▸ What you are asked to do: Could you please find each line in the records that contains the word "this" and copy it?

=== Data ===

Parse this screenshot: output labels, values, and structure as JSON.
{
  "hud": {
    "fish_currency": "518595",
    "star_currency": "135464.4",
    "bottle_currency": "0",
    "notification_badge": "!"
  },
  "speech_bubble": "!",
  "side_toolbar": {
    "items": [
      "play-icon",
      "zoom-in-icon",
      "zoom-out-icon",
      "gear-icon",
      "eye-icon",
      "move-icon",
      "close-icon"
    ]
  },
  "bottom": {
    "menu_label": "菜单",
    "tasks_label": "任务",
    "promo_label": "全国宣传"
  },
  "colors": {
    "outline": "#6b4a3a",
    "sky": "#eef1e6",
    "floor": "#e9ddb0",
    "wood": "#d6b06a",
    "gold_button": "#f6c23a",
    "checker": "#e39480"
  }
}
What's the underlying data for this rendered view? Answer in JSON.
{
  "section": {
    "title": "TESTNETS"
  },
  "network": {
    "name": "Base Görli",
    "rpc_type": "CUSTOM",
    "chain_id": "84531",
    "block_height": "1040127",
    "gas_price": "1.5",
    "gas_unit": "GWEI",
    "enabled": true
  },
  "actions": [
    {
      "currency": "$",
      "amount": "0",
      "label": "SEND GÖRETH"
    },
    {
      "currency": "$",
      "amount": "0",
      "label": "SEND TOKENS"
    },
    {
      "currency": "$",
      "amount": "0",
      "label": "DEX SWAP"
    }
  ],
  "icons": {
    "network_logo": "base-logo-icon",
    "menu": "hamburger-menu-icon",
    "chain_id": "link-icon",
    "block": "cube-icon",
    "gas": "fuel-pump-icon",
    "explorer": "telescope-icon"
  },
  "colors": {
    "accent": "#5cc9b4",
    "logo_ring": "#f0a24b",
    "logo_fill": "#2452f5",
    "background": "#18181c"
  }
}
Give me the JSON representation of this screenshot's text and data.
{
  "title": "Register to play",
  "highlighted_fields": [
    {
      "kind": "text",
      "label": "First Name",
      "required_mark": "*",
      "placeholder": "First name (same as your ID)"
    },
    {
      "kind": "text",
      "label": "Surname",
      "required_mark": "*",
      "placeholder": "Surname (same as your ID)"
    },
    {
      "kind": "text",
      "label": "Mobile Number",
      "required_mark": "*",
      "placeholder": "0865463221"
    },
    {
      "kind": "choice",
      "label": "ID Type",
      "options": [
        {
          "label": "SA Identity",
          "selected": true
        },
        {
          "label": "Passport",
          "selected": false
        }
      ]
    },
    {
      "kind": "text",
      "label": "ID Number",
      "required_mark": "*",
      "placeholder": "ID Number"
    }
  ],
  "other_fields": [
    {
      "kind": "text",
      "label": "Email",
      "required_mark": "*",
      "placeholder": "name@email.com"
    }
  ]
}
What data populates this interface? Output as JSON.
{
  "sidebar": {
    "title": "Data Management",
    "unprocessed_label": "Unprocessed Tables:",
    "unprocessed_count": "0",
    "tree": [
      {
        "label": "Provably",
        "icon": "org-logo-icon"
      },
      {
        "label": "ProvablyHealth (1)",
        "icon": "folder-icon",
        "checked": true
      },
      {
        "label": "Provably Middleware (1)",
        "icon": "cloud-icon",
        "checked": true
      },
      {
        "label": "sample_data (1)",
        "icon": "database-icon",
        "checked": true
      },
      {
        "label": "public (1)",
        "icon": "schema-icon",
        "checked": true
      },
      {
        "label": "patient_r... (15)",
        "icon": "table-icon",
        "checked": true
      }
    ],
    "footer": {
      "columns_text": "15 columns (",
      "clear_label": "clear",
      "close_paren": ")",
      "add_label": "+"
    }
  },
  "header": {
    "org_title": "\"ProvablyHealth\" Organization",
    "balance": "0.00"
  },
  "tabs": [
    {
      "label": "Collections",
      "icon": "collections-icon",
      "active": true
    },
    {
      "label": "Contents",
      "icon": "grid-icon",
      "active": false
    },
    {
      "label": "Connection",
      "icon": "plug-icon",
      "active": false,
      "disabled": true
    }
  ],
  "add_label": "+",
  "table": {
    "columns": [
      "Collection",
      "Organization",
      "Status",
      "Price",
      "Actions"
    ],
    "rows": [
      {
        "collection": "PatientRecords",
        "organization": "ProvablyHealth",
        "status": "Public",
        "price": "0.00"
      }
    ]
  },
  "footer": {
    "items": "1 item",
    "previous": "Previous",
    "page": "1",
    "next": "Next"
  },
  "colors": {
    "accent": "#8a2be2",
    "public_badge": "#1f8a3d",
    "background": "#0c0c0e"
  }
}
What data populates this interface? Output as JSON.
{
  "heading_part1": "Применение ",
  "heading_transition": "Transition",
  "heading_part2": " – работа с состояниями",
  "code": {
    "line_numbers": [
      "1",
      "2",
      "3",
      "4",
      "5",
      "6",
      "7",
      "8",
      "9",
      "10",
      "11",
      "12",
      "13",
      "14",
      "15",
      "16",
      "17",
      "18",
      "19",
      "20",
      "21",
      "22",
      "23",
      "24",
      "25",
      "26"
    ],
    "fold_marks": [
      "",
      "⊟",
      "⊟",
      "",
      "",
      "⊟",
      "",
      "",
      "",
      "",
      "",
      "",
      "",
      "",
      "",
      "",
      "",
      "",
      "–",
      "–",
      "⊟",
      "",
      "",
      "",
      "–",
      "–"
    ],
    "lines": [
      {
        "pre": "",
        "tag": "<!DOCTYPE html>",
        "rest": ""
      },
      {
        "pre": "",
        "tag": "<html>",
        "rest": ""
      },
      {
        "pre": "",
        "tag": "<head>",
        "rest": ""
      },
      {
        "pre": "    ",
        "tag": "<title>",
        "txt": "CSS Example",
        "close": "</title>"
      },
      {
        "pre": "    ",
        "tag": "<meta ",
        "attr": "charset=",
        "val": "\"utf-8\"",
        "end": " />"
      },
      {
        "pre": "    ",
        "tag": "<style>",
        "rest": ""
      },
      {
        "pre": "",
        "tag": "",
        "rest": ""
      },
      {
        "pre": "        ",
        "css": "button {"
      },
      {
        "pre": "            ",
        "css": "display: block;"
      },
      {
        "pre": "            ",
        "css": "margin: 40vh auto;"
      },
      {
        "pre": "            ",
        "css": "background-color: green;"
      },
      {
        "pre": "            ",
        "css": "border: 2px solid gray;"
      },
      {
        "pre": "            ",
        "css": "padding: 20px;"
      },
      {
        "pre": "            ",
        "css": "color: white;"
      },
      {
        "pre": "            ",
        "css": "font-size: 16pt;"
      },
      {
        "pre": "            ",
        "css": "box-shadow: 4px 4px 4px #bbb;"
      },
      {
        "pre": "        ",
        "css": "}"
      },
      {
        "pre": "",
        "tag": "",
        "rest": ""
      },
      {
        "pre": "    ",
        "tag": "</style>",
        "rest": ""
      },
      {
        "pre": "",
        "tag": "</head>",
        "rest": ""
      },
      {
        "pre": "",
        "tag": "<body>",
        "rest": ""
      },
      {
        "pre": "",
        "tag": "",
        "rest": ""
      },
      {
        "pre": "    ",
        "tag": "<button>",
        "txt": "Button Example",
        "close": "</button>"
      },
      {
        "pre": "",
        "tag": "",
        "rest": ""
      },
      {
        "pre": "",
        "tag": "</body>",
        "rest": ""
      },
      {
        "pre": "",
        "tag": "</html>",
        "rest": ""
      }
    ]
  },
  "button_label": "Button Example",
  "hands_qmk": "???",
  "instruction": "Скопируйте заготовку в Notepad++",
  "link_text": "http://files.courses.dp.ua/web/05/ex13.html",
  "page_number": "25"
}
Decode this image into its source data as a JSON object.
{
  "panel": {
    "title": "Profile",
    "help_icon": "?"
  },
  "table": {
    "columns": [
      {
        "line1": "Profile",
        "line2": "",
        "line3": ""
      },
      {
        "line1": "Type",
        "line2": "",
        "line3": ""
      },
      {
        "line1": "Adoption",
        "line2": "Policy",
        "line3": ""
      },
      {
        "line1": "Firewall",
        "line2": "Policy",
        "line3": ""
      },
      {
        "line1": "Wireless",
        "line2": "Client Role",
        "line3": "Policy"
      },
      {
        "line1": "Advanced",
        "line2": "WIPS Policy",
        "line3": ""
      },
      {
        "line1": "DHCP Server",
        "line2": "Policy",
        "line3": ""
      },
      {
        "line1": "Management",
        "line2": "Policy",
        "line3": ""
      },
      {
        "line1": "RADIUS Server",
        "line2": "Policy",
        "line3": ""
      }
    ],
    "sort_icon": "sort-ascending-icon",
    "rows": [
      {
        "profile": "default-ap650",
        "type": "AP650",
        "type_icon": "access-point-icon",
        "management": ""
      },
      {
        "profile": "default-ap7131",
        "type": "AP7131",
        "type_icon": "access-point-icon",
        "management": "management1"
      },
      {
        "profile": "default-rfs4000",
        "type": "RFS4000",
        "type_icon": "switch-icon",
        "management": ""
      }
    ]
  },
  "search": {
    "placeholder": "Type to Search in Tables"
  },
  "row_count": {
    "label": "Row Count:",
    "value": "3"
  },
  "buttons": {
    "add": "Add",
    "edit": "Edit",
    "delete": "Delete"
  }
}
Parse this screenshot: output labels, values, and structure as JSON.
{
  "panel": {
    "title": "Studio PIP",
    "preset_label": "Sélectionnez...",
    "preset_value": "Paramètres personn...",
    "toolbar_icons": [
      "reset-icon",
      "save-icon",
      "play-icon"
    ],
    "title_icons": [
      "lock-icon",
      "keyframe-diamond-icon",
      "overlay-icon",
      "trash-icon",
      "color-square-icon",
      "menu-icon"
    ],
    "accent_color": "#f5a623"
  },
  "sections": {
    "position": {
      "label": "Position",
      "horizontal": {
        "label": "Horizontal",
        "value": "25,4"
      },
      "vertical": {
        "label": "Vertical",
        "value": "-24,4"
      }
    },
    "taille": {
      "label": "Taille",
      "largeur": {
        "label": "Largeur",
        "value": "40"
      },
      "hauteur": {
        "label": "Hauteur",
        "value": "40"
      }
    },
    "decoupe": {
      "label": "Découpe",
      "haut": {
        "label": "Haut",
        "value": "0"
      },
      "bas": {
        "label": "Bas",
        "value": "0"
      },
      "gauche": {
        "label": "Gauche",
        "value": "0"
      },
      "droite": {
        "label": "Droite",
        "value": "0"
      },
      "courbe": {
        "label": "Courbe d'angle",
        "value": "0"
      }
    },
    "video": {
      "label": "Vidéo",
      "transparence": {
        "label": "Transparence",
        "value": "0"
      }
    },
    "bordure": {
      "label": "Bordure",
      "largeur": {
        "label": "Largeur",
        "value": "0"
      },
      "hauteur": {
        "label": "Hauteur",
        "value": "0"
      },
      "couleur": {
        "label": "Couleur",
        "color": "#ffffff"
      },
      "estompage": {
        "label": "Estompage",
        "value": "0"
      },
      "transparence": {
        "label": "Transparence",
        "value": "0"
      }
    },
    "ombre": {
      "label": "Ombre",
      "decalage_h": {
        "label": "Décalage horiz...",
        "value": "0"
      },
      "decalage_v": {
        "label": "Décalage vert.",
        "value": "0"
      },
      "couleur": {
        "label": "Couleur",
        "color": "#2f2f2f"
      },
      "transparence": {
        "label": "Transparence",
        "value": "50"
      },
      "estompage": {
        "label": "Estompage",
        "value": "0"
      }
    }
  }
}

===

▸ Written solution:
Parse this screenshot: output labels, values, and structure as JSON.
What's the underlying data for this rendered view? Answer in JSON.
Give me the JSON representation of this screenshot's text and data.
What data populates this interface? Output as JSON.
What data populates this interface? Output as JSON.
Decode this image into its source data as a JSON object.
Parse this screenshot: output labels, values, and structure as JSON.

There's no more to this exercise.